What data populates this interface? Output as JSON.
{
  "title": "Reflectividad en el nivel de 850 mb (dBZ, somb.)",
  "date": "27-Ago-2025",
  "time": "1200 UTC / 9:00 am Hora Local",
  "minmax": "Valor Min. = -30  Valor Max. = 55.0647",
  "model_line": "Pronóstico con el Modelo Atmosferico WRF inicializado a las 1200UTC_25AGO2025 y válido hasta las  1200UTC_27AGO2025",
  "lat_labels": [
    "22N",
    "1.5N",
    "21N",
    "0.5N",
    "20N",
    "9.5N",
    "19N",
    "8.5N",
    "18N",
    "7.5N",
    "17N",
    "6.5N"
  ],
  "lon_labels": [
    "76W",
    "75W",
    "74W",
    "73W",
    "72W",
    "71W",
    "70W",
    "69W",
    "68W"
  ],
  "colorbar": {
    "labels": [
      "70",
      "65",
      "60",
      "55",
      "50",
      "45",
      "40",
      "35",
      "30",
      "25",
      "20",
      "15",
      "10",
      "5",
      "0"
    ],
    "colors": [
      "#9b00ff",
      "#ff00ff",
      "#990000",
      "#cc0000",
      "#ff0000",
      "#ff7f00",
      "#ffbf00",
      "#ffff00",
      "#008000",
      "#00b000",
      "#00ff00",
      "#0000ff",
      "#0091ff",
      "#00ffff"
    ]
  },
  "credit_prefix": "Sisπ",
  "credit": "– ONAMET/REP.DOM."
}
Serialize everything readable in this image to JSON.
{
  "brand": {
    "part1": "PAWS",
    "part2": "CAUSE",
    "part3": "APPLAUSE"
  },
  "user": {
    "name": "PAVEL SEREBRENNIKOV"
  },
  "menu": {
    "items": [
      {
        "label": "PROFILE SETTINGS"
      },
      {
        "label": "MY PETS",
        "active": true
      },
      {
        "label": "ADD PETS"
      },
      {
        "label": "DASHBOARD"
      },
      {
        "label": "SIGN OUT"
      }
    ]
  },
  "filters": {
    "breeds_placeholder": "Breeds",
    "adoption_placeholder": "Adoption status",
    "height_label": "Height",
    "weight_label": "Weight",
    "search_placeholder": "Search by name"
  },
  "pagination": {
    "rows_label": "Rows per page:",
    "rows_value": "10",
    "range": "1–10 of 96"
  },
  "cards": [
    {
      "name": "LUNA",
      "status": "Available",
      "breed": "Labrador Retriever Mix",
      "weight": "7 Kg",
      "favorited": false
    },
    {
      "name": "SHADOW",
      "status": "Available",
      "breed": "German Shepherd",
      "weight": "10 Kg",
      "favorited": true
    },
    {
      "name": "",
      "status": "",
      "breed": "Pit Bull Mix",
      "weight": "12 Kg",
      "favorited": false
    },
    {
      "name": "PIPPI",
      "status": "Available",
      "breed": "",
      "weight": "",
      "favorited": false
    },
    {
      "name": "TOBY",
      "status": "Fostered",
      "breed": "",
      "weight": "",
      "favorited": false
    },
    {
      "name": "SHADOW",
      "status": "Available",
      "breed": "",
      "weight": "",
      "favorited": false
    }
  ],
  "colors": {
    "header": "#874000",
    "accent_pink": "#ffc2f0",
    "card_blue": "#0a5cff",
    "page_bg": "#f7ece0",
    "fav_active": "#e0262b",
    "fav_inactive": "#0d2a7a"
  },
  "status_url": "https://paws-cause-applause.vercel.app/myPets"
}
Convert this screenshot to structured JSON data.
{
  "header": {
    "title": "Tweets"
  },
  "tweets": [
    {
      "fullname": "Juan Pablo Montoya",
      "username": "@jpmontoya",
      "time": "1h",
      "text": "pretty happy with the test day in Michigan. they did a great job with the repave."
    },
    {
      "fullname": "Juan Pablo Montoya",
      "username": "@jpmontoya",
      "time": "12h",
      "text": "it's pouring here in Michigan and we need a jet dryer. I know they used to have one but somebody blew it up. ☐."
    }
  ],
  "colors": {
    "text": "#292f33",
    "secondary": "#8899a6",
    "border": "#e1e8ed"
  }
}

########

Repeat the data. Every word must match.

What data populates this interface? Output as JSON.
{
  "title": "Reflectividad en el nivel de 850 mb (dBZ, somb.)",
  "date": "27-Ago-2025",
  "time": "1200 UTC / 9:00 am Hora Local",
  "minmax": "Valor Min. = -30  Valor Max. = 55.0647",
  "model_line": "Pronóstico con el Modelo Atmosferico WRF inicializado a las 1200UTC_25AGO2025 y válido hasta las  1200UTC_27AGO2025",
  "lat_labels": [
    "22N",
    "1.5N",
    "21N",
    "0.5N",
    "20N",
    "9.5N",
    "19N",
    "8.5N",
    "18N",
    "7.5N",
    "17N",
    "6.5N"
  ],
  "lon_labels": [
    "76W",
    "75W",
    "74W",
    "73W",
    "72W",
    "71W",
    "70W",
    "69W",
    "68W"
  ],
  "colorbar": {
    "labels": [
      "70",
      "65",
      "60",
      "55",
      "50",
      "45",
      "40",
      "35",
      "30",
      "25",
      "20",
      "15",
      "10",
      "5",
      "0"
    ],
    "colors": [
      "#9b00ff",
      "#ff00ff",
      "#990000",
      "#cc0000",
      "#ff0000",
      "#ff7f00",
      "#ffbf00",
      "#ffff00",
      "#008000",
      "#00b000",
      "#00ff00",
      "#0000ff",
      "#0091ff",
      "#00ffff"
    ]
  },
  "credit_prefix": "Sisπ",
  "credit": "– ONAMET/REP.DOM."
}
Serialize everything readable in this image to JSON.
{
  "brand": {
    "part1": "PAWS",
    "part2": "CAUSE",
    "part3": "APPLAUSE"
  },
  "user": {
    "name": "PAVEL SEREBRENNIKOV"
  },
  "menu": {
    "items": [
      {
        "label": "PROFILE SETTINGS"
      },
      {
        "label": "MY PETS",
        "active": true
      },
      {
        "label": "ADD PETS"
      },
      {
        "label": "DASHBOARD"
      },
      {
        "label": "SIGN OUT"
      }
    ]
  },
  "filters": {
    "breeds_placeholder": "Breeds",
    "adoption_placeholder": "Adoption status",
    "height_label": "Height",
    "weight_label": "Weight",
    "search_placeholder": "Search by name"
  },
  "pagination": {
    "rows_label": "Rows per page:",
    "rows_value": "10",
    "range": "1–10 of 96"
  },
  "cards": [
    {
      "name": "LUNA",
      "status": "Available",
      "breed": "Labrador Retriever Mix",
      "weight": "7 Kg",
      "favorited": false
    },
    {
      "name": "SHADOW",
      "status": "Available",
      "breed": "German Shepherd",
      "weight": "10 Kg",
      "favorited": true
    },
    {
      "name": "",
      "status": "",
      "breed": "Pit Bull Mix",
      "weight": "12 Kg",
      "favorited": false
    },
    {
      "name": "PIPPI",
      "status": "Available",
      "breed": "",
      "weight": "",
      "favorited": false
    },
    {
      "name": "TOBY",
      "status": "Fostered",
      "breed": "",
      "weight": "",
      "favorited": false
    },
    {
      "name": "SHADOW",
      "status": "Available",
      "breed": "",
      "weight": "",
      "favorited": false
    }
  ],
  "colors": {
    "header": "#874000",
    "accent_pink": "#ffc2f0",
    "card_blue": "#0a5cff",
    "page_bg": "#f7ece0",
    "fav_active": "#e0262b",
    "fav_inactive": "#0d2a7a"
  },
  "status_url": "https://paws-cause-applause.vercel.app/myPets"
}
Convert this screenshot to structured JSON data.
{
  "header": {
    "title": "Tweets"
  },
  "tweets": [
    {
      "fullname": "Juan Pablo Montoya",
      "username": "@jpmontoya",
      "time": "1h",
      "text": "pretty happy with the test day in Michigan. they did a great job with the repave."
    },
    {
      "fullname": "Juan Pablo Montoya",
      "username": "@jpmontoya",
      "time": "12h",
      "text": "it's pouring here in Michigan and we need a jet dryer. I know they used to have one but somebody blew it up. ☐."
    }
  ],
  "colors": {
    "text": "#292f33",
    "secondary": "#8899a6",
    "border": "#e1e8ed"
  }
}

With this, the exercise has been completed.